■ To do ■
Print all of the data exactly, with no line missing.

■ Material for this exercise ■

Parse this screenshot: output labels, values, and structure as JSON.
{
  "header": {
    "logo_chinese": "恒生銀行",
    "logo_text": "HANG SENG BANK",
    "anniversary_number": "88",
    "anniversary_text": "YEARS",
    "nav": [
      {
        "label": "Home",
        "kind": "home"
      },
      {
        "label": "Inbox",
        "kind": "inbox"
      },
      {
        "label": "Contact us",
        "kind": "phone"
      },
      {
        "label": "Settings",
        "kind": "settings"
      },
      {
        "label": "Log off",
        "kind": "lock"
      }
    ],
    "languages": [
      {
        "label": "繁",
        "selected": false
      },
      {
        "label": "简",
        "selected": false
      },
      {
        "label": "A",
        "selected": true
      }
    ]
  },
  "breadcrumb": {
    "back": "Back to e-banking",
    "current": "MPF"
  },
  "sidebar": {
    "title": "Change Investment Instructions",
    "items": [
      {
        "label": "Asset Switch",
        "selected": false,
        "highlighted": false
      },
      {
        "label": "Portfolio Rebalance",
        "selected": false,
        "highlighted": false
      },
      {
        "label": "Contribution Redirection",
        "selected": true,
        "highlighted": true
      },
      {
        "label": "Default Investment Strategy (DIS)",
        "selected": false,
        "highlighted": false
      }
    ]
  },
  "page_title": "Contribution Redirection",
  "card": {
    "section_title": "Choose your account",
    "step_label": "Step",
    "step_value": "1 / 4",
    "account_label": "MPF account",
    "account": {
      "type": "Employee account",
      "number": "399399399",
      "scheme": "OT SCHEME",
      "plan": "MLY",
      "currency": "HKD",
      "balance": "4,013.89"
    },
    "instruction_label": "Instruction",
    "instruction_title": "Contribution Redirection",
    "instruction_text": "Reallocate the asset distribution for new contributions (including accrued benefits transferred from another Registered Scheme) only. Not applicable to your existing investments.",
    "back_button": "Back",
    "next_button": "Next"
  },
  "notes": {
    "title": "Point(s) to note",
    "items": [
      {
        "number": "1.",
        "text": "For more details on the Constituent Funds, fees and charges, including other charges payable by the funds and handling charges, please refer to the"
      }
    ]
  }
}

■ Answer below ■
Parse this screenshot: output labels, values, and structure as JSON.
{
  "header": {
    "logo_chinese": "恒生銀行",
    "logo_text": "HANG SENG BANK",
    "anniversary_number": "88",
    "anniversary_text": "YEARS",
    "nav": [
      {
        "label": "Home",
        "kind": "home"
      },
      {
        "label": "Inbox",
        "kind": "inbox"
      },
      {
        "label": "Contact us",
        "kind": "phone"
      },
      {
        "label": "Settings",
        "kind": "settings"
      },
      {
        "label": "Log off",
        "kind": "lock"
      }
    ],
    "languages": [
      {
        "label": "繁",
        "selected": false
      },
      {
        "label": "简",
        "selected": false
      },
      {
        "label": "A",
        "selected": true
      }
    ]
  },
  "breadcrumb": {
    "back": "Back to e-banking",
    "current": "MPF"
  },
  "sidebar": {
    "title": "Change Investment Instructions",
    "items": [
      {
        "label": "Asset Switch",
        "selected": false,
        "highlighted": false
      },
      {
        "label": "Portfolio Rebalance",
        "selected": false,
        "highlighted": false
      },
      {
        "label": "Contribution Redirection",
        "selected": true,
        "highlighted": true
      },
      {
        "label": "Default Investment Strategy (DIS)",
        "selected": false,
        "highlighted": false
      }
    ]
  },
  "page_title": "Contribution Redirection",
  "card": {
    "section_title": "Choose your account",
    "step_label": "Step",
    "step_value": "1 / 4",
    "account_label": "MPF account",
    "account": {
      "type": "Employee account",
      "number": "399399399",
      "scheme": "OT SCHEME",
      "plan": "MLY",
      "currency": "HKD",
      "balance": "4,013.89"
    },
    "instruction_label": "Instruction",
    "instruction_title": "Contribution Redirection",
    "instruction_text": "Reallocate the asset distribution for new contributions (including accrued benefits transferred from another Registered Scheme) only. Not applicable to your existing investments.",
    "back_button": "Back",
    "next_button": "Next"
  },
  "notes": {
    "title": "Point(s) to note",
    "items": [
      {
        "number": "1.",
        "text": "For more details on the Constituent Funds, fees and charges, including other charges payable by the funds and handling charges, please refer to the"
      }
    ]
  }
}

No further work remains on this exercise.